» **Work instructions**: Copy each line of the entries that includes the word "from".

» **The data**:
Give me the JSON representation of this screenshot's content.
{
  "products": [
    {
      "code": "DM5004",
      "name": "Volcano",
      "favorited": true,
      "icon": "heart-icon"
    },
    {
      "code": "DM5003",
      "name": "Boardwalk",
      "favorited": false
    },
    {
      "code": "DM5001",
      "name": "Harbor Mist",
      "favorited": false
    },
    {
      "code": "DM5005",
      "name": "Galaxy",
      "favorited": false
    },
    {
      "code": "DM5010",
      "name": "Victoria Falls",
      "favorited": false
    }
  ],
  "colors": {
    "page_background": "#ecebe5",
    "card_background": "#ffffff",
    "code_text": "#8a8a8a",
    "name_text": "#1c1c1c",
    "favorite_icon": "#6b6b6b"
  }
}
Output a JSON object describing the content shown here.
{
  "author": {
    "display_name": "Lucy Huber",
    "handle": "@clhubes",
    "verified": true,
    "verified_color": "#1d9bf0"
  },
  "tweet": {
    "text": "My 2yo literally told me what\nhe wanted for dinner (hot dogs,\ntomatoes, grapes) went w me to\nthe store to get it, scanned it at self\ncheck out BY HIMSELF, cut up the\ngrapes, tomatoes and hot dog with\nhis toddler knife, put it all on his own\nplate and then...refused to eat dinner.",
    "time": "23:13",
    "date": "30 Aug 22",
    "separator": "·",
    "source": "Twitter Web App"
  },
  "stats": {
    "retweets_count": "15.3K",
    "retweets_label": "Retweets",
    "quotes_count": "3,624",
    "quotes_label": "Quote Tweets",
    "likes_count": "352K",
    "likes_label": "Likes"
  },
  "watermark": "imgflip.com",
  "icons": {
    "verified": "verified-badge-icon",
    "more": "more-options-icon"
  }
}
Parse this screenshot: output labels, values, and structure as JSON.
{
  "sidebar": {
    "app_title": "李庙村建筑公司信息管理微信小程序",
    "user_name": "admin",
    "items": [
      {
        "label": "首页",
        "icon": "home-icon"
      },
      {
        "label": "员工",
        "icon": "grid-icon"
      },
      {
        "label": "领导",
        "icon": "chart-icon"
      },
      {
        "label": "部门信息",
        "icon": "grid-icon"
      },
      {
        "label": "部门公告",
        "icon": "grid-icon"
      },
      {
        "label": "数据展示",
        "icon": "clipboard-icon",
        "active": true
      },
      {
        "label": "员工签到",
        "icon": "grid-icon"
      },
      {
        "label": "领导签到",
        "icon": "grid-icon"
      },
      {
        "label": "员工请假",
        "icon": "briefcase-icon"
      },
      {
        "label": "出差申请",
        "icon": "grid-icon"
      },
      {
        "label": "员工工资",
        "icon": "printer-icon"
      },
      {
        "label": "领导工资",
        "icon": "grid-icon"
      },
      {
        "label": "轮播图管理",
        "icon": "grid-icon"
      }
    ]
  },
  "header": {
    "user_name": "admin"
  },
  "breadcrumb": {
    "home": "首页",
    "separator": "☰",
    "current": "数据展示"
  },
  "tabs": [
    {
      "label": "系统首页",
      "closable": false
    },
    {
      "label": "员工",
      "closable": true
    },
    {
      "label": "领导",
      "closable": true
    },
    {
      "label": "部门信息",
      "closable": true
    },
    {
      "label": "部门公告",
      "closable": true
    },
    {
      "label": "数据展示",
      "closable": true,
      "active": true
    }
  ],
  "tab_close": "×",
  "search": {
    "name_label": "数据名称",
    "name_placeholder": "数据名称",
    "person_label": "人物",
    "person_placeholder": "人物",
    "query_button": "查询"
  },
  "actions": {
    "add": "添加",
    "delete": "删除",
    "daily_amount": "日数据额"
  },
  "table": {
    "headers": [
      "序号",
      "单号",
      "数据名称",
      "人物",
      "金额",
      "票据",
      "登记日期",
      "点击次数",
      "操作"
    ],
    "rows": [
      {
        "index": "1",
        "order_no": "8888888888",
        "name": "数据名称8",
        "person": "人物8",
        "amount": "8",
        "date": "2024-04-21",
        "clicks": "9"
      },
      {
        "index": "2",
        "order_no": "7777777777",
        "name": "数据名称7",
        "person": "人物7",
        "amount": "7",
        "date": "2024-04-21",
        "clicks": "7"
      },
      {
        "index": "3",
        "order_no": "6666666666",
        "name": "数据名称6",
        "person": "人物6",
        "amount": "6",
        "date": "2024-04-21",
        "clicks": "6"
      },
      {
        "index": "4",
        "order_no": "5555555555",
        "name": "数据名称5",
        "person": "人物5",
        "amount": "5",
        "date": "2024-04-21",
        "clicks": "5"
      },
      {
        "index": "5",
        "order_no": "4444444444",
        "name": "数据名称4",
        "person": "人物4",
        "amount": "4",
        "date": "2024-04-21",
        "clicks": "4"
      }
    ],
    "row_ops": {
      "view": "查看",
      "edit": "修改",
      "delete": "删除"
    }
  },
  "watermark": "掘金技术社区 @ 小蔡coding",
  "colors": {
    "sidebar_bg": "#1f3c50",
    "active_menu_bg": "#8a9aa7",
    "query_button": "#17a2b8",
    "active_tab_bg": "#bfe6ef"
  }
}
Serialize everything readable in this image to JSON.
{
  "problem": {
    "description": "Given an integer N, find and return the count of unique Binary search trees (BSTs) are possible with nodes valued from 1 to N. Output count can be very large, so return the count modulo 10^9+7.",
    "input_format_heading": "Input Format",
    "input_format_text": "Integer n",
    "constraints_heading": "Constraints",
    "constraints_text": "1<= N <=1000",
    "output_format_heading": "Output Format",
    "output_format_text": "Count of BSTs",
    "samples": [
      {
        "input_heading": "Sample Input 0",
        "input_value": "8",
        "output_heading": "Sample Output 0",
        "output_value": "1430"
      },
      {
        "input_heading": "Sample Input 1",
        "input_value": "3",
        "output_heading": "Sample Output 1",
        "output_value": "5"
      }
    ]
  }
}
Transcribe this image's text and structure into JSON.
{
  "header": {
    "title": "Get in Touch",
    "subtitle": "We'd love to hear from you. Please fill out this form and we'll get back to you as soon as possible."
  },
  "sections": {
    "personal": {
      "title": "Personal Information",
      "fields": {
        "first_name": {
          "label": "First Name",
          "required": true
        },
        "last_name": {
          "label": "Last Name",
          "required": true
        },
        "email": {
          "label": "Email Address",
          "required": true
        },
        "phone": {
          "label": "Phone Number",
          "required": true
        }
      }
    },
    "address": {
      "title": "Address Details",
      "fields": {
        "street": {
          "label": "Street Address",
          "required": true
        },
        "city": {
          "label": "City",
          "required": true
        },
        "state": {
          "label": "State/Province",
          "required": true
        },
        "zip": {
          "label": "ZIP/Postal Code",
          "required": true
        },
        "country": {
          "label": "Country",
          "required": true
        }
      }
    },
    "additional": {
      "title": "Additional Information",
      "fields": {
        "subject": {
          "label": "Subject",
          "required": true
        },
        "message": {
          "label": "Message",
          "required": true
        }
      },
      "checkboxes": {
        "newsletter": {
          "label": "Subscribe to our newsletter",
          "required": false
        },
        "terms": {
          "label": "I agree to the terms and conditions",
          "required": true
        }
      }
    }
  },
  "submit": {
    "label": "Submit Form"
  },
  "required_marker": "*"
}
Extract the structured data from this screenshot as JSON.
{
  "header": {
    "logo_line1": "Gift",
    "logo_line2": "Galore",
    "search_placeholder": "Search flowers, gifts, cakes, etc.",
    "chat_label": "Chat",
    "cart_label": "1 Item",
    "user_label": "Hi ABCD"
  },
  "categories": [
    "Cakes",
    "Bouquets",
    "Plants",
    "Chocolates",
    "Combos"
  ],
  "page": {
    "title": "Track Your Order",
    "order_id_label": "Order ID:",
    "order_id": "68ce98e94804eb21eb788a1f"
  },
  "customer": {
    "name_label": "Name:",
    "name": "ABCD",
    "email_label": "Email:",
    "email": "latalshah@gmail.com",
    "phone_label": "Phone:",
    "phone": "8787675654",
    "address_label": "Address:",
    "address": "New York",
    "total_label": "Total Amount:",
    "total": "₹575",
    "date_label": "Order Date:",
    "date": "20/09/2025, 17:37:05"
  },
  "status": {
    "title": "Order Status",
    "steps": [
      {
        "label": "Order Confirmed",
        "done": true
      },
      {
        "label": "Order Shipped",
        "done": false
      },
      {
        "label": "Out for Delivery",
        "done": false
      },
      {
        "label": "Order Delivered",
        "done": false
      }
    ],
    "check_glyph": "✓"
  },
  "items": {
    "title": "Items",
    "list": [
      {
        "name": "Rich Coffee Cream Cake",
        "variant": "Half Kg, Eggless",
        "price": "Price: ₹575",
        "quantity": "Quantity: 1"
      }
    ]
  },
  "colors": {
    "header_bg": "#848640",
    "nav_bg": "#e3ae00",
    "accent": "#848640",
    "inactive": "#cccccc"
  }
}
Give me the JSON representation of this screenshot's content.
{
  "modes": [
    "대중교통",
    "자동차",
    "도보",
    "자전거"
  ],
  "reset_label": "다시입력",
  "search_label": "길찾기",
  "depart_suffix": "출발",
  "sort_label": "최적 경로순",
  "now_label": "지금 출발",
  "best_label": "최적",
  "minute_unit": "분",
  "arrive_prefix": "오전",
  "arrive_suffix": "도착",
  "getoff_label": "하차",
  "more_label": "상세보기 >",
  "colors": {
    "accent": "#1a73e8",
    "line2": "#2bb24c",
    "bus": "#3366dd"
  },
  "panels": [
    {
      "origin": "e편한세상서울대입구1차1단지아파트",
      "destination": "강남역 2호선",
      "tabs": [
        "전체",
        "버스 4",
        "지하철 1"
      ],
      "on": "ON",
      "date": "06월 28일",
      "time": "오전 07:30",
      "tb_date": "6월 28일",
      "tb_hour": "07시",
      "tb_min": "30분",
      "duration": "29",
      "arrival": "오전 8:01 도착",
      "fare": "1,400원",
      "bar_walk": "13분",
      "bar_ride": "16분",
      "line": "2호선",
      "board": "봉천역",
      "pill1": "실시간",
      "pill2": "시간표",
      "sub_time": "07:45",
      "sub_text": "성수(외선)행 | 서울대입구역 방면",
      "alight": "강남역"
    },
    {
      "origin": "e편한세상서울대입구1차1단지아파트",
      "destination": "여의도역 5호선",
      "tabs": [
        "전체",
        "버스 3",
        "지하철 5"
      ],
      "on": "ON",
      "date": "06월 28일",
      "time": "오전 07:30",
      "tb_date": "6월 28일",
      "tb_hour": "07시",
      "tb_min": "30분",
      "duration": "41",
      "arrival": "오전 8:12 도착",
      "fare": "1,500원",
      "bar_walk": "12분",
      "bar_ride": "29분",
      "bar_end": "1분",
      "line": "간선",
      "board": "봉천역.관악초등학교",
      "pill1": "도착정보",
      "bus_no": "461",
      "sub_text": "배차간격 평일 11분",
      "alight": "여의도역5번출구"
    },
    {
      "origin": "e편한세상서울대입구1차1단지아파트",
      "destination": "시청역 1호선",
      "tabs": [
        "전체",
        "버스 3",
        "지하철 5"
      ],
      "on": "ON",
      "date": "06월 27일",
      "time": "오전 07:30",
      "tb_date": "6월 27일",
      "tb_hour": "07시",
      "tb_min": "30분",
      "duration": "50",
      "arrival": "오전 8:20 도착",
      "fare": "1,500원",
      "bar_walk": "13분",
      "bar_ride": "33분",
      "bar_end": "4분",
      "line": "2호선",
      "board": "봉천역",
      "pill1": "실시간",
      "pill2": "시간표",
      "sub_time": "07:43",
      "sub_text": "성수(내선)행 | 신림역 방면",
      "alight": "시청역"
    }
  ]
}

» **Response below**:
    "description": "Given an integer N, find and return the count of unique Binary search trees (BSTs) are possible with nodes valued from 1 to N. Output count can be very large, so return the count modulo 10^9+7.",
    "subtitle": "We'd love to hear from you. Please fill out this form and we'll get back to you as soon as possible."
Extract the structured data from this screenshot as JSON.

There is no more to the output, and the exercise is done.